Element data from apps and pages:
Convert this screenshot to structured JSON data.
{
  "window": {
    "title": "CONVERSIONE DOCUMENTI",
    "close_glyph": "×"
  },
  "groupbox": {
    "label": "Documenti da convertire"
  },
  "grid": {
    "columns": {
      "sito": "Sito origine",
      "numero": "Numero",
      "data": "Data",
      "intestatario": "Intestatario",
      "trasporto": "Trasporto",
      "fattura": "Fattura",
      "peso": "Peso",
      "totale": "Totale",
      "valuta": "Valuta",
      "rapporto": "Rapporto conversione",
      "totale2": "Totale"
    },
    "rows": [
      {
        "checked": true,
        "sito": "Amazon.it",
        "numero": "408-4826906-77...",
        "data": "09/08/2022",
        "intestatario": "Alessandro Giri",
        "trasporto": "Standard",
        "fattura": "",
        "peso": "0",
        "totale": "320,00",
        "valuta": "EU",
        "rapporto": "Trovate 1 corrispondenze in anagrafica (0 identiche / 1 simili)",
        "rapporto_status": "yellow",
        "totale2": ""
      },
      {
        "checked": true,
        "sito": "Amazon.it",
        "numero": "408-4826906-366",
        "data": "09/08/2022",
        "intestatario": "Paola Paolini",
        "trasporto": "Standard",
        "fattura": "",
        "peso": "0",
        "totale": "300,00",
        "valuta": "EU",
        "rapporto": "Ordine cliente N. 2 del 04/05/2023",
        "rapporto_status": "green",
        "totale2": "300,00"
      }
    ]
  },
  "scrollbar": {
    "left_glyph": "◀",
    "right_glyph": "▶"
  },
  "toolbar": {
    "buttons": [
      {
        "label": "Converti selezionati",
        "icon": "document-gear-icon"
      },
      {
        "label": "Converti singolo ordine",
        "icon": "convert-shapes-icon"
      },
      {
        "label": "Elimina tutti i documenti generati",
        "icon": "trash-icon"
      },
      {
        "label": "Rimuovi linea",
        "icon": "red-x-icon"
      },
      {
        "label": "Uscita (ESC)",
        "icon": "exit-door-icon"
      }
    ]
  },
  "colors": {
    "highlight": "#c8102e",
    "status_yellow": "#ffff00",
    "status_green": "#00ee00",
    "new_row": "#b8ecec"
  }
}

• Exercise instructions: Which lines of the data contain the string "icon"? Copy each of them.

• Answer:
        "icon": "document-gear-icon"
        "icon": "convert-shapes-icon"
        "icon": "trash-icon"
        "icon": "red-x-icon"
        "icon": "exit-door-icon"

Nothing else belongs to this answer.